"This is a most extraordinary idea, my dear fellow," remarked Thierry.

"But why should Sir Gilbert haunt the Manor House, and one special room?"

"The tendency of spirits to return to the old haunts of bodily life is almost universal. We cannot yet explain the reason of this attraction of environment."

"But the expansion—the crowding substance which we ourselves felt? You cannot meet that difficulty," said Thierry persistently.

"Not as fully as I could wish, perhaps. But the power of expanding and contracting to a degree far beyond our comprehension is a well-known attribute of spiritualised matter."

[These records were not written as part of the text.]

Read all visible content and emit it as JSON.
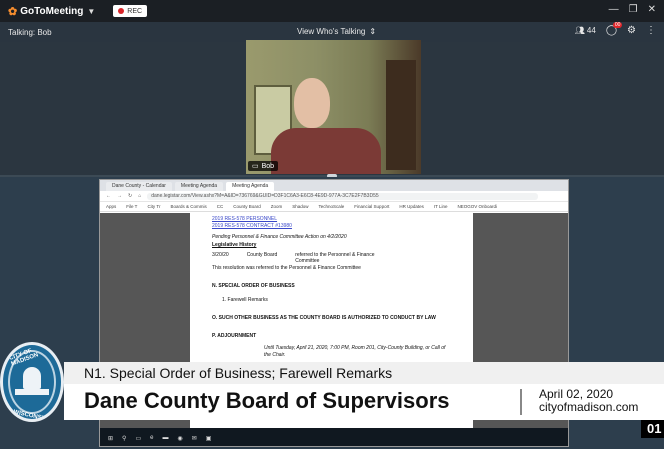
{
  "app": {
    "brand": "GoToMeeting",
    "rec_label": "REC",
    "talking": "Talking: Bob",
    "view_mode": "View Who's Talking",
    "attendee_count": "44",
    "chat_badge": "00"
  },
  "webcam": {
    "participant_name": "Bob"
  },
  "browser": {
    "tabs": [
      "Dane County - Calendar",
      "Meeting Agenda",
      "Meeting Agenda"
    ],
    "url": "dane.legistar.com/View.ashx?M=A&ID=736769&GUID=D3F1C6A3-E6C8-4E9D-977A-3C7E2F7B3D55",
    "bookmarks": [
      "Apps",
      "File T",
      "City Tr",
      "Boards & Commis",
      "CC",
      "County Board",
      "Zoom",
      "Shadow",
      "TechnoScale",
      "Financial Support",
      "HR Updates",
      "IT Line",
      "NEOGOV Onboardi"
    ]
  },
  "agenda": {
    "links": [
      "2019 RES-578 PERSONNEL",
      "2019 RES-578 CONTRACT #13980"
    ],
    "pending": "Pending Personnel & Finance Committee Action on 4/2/2020",
    "history_label": "Legislative History",
    "history_date": "3/20/20",
    "history_body": "County Board",
    "history_action": "referred to the Personnel & Finance Committee",
    "history_note": "This resolution was referred to the Personnel & Finance Committee",
    "section_n": "N. SPECIAL ORDER OF BUSINESS",
    "item_1": "1.  Farewell Remarks",
    "section_o": "O. SUCH OTHER BUSINESS AS THE COUNTY BOARD IS AUTHORIZED TO CONDUCT BY LAW",
    "section_p": "P. ADJOURNMENT",
    "adjourn_text": "Until Tuesday, April 21, 2020, 7:00 PM, Room 201, City-County Building, or Call of the Chair."
  },
  "lower_third": {
    "seal_top": "CITY OF MADISON",
    "seal_bottom": "WISCONSIN",
    "subtitle": "N1. Special Order of Business; Farewell Remarks",
    "title": "Dane County Board of Supervisors",
    "date": "April 02, 2020",
    "site": "cityofmadison.com",
    "timecode": "01"
  }
}
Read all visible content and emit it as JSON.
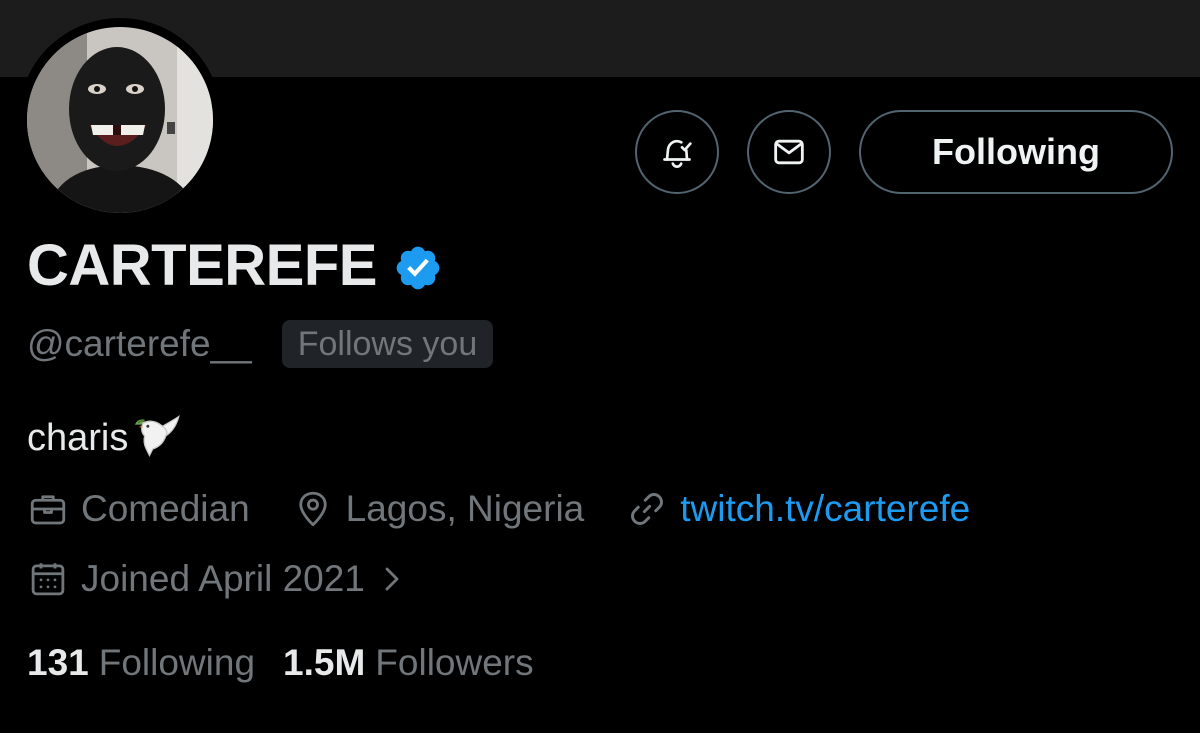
{
  "profile": {
    "display_name": "CARTEREFE",
    "handle": "@carterefe__",
    "follows_you_badge": "Follows you",
    "bio_text": "charis",
    "bio_emoji": "dove-with-olive-branch",
    "occupation": "Comedian",
    "location": "Lagos, Nigeria",
    "website": "twitch.tv/carterefe",
    "joined": "Joined April 2021",
    "verified": true
  },
  "actions": {
    "notify_icon": "bell-check-icon",
    "message_icon": "envelope-icon",
    "following_label": "Following"
  },
  "stats": {
    "following_count": "131",
    "following_label": "Following",
    "followers_count": "1.5M",
    "followers_label": "Followers"
  },
  "colors": {
    "background": "#000000",
    "banner": "#1c1c1d",
    "text_primary": "#e7e9ea",
    "text_secondary": "#71767b",
    "link": "#1d9bf0",
    "verified_badge": "#1d9bf0",
    "border": "#536471"
  }
}
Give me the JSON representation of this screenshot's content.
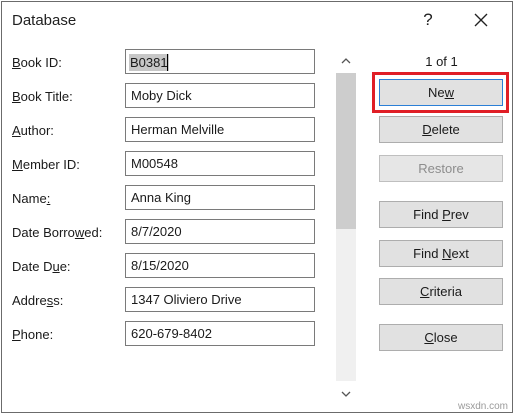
{
  "window": {
    "title": "Database",
    "help_glyph": "?"
  },
  "fields": [
    {
      "label_pre": "",
      "label_key": "B",
      "label_post": "ook ID:",
      "value": "B0381"
    },
    {
      "label_pre": "",
      "label_key": "B",
      "label_post": "ook Title:",
      "value": "Moby Dick"
    },
    {
      "label_pre": "",
      "label_key": "A",
      "label_post": "uthor:",
      "value": "Herman Melville"
    },
    {
      "label_pre": "",
      "label_key": "M",
      "label_post": "ember ID:",
      "value": "M00548"
    },
    {
      "label_pre": "Name",
      "label_key": ":",
      "label_post": "",
      "value": "Anna King"
    },
    {
      "label_pre": "Date Borro",
      "label_key": "w",
      "label_post": "ed:",
      "value": "8/7/2020"
    },
    {
      "label_pre": "Date D",
      "label_key": "u",
      "label_post": "e:",
      "value": "8/15/2020"
    },
    {
      "label_pre": "Addre",
      "label_key": "s",
      "label_post": "s:",
      "value": "1347 Oliviero Drive"
    },
    {
      "label_pre": "",
      "label_key": "P",
      "label_post": "hone:",
      "value": "620-679-8402"
    }
  ],
  "record_count": "1 of 1",
  "buttons": {
    "new": {
      "pre": "Ne",
      "key": "w",
      "post": ""
    },
    "delete": {
      "pre": "",
      "key": "D",
      "post": "elete"
    },
    "restore": {
      "pre": "",
      "key": "R",
      "post": "estore"
    },
    "find_prev": {
      "pre": "Find ",
      "key": "P",
      "post": "rev"
    },
    "find_next": {
      "pre": "Find ",
      "key": "N",
      "post": "ext"
    },
    "criteria": {
      "pre": "",
      "key": "C",
      "post": "riteria"
    },
    "close": {
      "pre": "",
      "key": "C",
      "post": "lose"
    }
  },
  "watermark": "wsxdn.com",
  "colors": {
    "highlight": "#e01e26",
    "button_face": "#e1e1e1",
    "selection": "#c7c7c7"
  },
  "icons": {
    "close": "close-icon",
    "scroll_up": "chevron-up-icon",
    "scroll_down": "chevron-down-icon"
  }
}
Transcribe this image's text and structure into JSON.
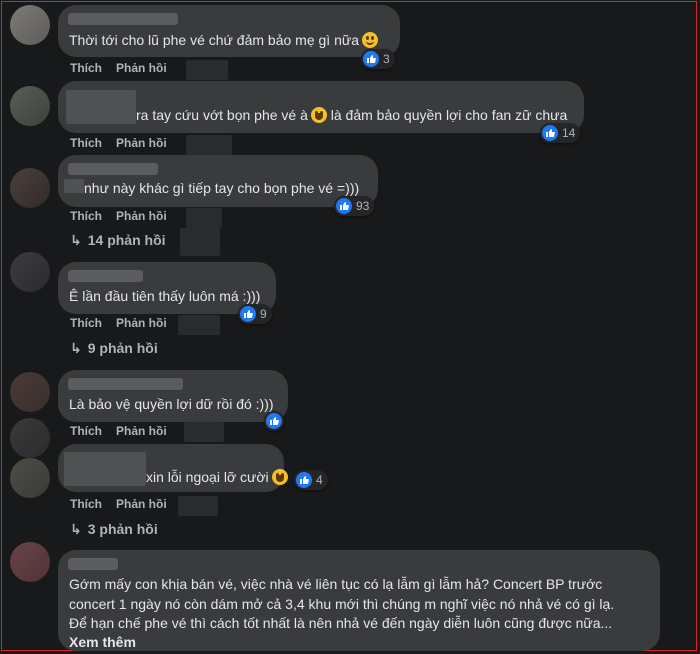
{
  "labels": {
    "like": "Thích",
    "reply": "Phản hồi"
  },
  "comments": [
    {
      "text": "Thời tới cho lũ phe vé chứ đảm bảo mẹ gì nữa",
      "reaction_count": "3"
    },
    {
      "text": "ra tay cứu vớt bọn phe vé à",
      "text2": "là đảm bảo quyền lợi cho fan zữ chưa",
      "reaction_count": "14"
    },
    {
      "text": "như này khác gì tiếp tay cho bọn phe vé =)))",
      "reaction_count": "93",
      "replies": "14 phản hồi"
    },
    {
      "text": "Ê lần đầu tiên thấy luôn má :)))",
      "reaction_count": "9",
      "replies": "9 phản hồi"
    },
    {
      "text": "Là bảo vệ quyền lợi dữ rồi đó :)))",
      "reaction_count": ""
    },
    {
      "text": "xin lỗi ngoại lỡ cười",
      "reaction_count": "4",
      "replies": "3 phản hồi"
    },
    {
      "lines": [
        "Gớm mấy con khịa bán vé, việc nhà vé liên tục có lạ lẫm gì lẫm hả? Concert BP trước",
        "concert 1 ngày nó còn dám mở cả 3,4 khu mới thì chúng m nghĩ việc nó nhả vé có gì lạ.",
        "Để hạn chế phe vé thì cách tốt nhất là nên nhả vé đến ngày diễn luôn cũng được nữa..."
      ],
      "see_more": "Xem thêm"
    }
  ],
  "colors": {
    "bubble": "#3a3b3c",
    "background": "#18191a",
    "like_blue": "#2078f4",
    "frame_red": "#d9242a"
  }
}
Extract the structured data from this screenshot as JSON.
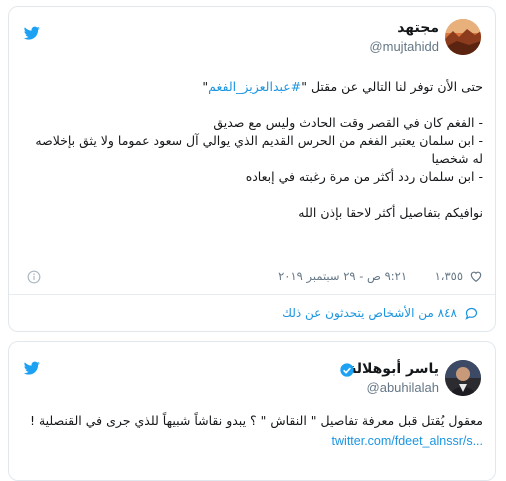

"Wait one little moment, my dear Monsieur Flaxman," broke in Thierry's voice after an interval; "this is very clever and ingenious indeed. As a theory I give it my sincere admiration.

But proof—proof is what we now demand."

Flaxman Low looked steadily at the two incredulous faces.

"This," he said slowly, "is the hair of Sir Gilbert Blackburton, and this nail is from the little finger of his left hand. You can prove my assertion by opening the coffin."

Sir George, who was pacing up and down the room impatiently, drew up.

"I don't like it at all, Mr. Low, I tell you frankly. I don't like it at all. I see no object in violating the coffin. I am not concerned to verify this unpleasant theory of yours. I have only one desire; I want to get rid of this haunting presence, whatever it is."

"If I am right," replied Low, "the opening of the coffin and exposure of the remains to strong sunshine for a short time will free you for ever from this presence."

In the early morning, when the summer sun struck warmly on the lawns of Yand, the three men carried the coffin from the vault to a quiet spot among the shrubs where, secure from observation, they raised the lid.

Within the coffin lay the semblance of Gilbert Blackburton, maned to the ears with long and coarse black hair. Matted eyelashes swept the fallen cheeks, and beside the body stretched the bony hands, each with its dependent sheaf of switch-like nails. Low bent over and raised the left hand gingerly.

The little finger was without a nail!

Two hours later they came back and looked again. The sun had in the meantime done its work; nothing remained but a fleshless skeleton and a few half-rotten shreds of clothing.

The ghost of Yand Manor House has never since been heard of.

When Thiery bade Flaxman Low good-bye, he said:

"In time, my dear Monsieur Flaxman, you will add another to our sciences. You establish your facts too well for my peace of mind."